> _INPUT DATA_
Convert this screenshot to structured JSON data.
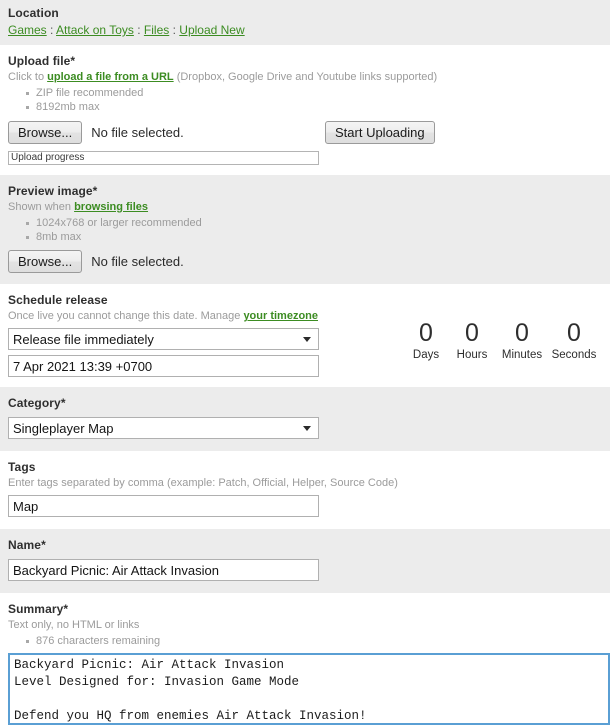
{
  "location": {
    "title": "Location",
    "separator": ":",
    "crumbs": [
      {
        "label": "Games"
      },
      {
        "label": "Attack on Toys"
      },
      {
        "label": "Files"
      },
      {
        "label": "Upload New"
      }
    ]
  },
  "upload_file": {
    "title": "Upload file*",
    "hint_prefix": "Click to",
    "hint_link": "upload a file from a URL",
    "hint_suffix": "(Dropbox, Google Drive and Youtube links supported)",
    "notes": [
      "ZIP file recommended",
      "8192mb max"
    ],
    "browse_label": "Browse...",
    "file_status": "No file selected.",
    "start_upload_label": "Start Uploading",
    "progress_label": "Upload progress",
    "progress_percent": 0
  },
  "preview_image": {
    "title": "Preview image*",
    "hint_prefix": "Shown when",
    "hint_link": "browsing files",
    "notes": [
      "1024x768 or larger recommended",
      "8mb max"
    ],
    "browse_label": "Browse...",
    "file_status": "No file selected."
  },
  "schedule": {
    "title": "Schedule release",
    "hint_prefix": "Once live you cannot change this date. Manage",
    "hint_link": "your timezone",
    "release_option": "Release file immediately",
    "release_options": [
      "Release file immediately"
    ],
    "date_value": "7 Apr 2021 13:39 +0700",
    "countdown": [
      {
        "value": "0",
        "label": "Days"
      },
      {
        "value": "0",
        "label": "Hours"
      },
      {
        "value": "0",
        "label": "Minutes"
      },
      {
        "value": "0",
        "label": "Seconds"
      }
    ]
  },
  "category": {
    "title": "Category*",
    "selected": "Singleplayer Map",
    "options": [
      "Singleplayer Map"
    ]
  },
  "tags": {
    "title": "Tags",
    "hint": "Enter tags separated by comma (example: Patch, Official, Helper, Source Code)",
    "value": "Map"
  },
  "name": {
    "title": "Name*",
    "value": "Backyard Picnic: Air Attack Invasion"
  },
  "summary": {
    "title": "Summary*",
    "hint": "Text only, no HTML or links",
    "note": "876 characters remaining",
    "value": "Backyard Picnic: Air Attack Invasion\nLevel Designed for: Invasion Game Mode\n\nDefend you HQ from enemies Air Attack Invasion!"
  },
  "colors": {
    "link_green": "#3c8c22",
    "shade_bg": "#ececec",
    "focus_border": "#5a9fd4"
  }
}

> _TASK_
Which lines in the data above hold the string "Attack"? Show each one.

> _RESULT FOR THIS TASK_
        "label": "Attack on Toys"
    "value": "Backyard Picnic: Air Attack Invasion"
    "value": "Backyard Picnic: Air Attack Invasion\nLevel Designed for: Invasion Game Mode\n\nDefend you HQ from enemies Air Attack Invasion!"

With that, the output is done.